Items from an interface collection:

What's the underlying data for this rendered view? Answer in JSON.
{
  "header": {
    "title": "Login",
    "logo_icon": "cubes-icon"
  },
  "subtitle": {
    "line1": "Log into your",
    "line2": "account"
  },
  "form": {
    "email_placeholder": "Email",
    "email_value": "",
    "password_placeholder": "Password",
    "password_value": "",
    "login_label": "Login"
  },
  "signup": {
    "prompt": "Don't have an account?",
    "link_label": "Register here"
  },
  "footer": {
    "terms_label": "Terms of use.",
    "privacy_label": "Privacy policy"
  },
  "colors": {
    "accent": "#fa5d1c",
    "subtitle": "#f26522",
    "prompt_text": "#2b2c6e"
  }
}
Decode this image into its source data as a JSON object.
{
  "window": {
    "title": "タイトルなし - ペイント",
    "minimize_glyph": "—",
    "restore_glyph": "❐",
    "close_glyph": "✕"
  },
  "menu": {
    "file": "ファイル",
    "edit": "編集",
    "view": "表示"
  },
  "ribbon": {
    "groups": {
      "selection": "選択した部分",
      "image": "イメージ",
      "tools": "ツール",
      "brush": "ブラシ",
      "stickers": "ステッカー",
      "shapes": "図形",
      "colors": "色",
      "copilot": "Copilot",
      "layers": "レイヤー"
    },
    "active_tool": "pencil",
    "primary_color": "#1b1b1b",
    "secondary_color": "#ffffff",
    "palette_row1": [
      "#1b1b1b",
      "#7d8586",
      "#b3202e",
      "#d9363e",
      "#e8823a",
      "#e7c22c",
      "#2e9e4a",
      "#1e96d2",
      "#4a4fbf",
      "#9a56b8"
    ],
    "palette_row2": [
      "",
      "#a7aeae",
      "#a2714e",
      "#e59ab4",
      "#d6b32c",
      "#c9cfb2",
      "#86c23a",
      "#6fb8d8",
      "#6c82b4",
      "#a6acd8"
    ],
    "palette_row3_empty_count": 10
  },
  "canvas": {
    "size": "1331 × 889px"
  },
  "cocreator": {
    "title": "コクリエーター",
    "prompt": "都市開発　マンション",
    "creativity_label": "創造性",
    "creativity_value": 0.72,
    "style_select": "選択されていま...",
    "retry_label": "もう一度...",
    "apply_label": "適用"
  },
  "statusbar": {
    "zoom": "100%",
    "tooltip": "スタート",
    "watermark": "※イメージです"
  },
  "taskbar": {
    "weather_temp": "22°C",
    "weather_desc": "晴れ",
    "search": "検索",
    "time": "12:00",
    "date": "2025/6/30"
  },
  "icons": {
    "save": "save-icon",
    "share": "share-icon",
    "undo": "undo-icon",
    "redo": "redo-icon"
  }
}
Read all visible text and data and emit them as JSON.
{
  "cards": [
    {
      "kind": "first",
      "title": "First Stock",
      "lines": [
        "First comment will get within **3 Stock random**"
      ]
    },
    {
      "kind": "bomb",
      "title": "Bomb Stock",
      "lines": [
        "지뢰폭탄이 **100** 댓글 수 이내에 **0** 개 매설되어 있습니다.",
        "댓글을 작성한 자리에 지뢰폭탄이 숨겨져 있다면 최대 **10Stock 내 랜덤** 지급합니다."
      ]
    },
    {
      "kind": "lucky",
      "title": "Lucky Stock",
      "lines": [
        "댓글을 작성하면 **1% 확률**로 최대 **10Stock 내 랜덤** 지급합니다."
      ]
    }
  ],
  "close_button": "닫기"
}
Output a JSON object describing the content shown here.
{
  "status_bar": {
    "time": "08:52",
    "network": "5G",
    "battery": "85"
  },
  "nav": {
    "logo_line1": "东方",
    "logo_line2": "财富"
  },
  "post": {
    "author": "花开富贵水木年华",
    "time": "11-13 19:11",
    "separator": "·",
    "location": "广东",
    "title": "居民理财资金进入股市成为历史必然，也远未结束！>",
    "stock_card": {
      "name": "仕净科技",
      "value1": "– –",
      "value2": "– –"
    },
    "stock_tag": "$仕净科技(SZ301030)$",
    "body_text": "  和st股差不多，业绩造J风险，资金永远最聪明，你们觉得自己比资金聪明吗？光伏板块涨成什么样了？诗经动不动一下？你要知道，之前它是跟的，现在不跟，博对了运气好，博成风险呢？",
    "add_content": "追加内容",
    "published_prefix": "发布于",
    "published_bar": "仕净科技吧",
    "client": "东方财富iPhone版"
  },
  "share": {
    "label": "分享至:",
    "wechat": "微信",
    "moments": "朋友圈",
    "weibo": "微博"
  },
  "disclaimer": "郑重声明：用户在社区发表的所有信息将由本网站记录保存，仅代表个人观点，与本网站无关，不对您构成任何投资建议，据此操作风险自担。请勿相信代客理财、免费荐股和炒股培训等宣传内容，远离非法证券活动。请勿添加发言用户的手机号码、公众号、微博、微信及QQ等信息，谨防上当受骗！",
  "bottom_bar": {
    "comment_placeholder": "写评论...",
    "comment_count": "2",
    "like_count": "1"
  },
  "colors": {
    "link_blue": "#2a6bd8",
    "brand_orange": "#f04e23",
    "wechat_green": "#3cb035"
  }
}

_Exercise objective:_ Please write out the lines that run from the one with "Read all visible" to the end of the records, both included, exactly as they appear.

_Output for this task:_
Read all visible text and data and emit them as JSON.
{
  "cards": [
    {
      "kind": "first",
      "title": "First Stock",
      "lines": [
        "First comment will get within **3 Stock random**"
      ]
    },
    {
      "kind": "bomb",
      "title": "Bomb Stock",
      "lines": [
        "지뢰폭탄이 **100** 댓글 수 이내에 **0** 개 매설되어 있습니다.",
        "댓글을 작성한 자리에 지뢰폭탄이 숨겨져 있다면 최대 **10Stock 내 랜덤** 지급합니다."
      ]
    },
    {
      "kind": "lucky",
      "title": "Lucky Stock",
      "lines": [
        "댓글을 작성하면 **1% 확률**로 최대 **10Stock 내 랜덤** 지급합니다."
      ]
    }
  ],
  "close_button": "닫기"
}
Output a JSON object describing the content shown here.
{
  "status_bar": {
    "time": "08:52",
    "network": "5G",
    "battery": "85"
  },
  "nav": {
    "logo_line1": "东方",
    "logo_line2": "财富"
  },
  "post": {
    "author": "花开富贵水木年华",
    "time": "11-13 19:11",
    "separator": "·",
    "location": "广东",
    "title": "居民理财资金进入股市成为历史必然，也远未结束！>",
    "stock_card": {
      "name": "仕净科技",
      "value1": "– –",
      "value2": "– –"
    },
    "stock_tag": "$仕净科技(SZ301030)$",
    "body_text": "  和st股差不多，业绩造J风险，资金永远最聪明，你们觉得自己比资金聪明吗？光伏板块涨成什么样了？诗经动不动一下？你要知道，之前它是跟的，现在不跟，博对了运气好，博成风险呢？",
    "add_content": "追加内容",
    "published_prefix": "发布于",
    "published_bar": "仕净科技吧",
    "client": "东方财富iPhone版"
  },
  "share": {
    "label": "分享至:",
    "wechat": "微信",
    "moments": "朋友圈",
    "weibo": "微博"
  },
  "disclaimer": "郑重声明：用户在社区发表的所有信息将由本网站记录保存，仅代表个人观点，与本网站无关，不对您构成任何投资建议，据此操作风险自担。请勿相信代客理财、免费荐股和炒股培训等宣传内容，远离非法证券活动。请勿添加发言用户的手机号码、公众号、微博、微信及QQ等信息，谨防上当受骗！",
  "bottom_bar": {
    "comment_placeholder": "写评论...",
    "comment_count": "2",
    "like_count": "1"
  },
  "colors": {
    "link_blue": "#2a6bd8",
    "brand_orange": "#f04e23",
    "wechat_green": "#3cb035"
  }
}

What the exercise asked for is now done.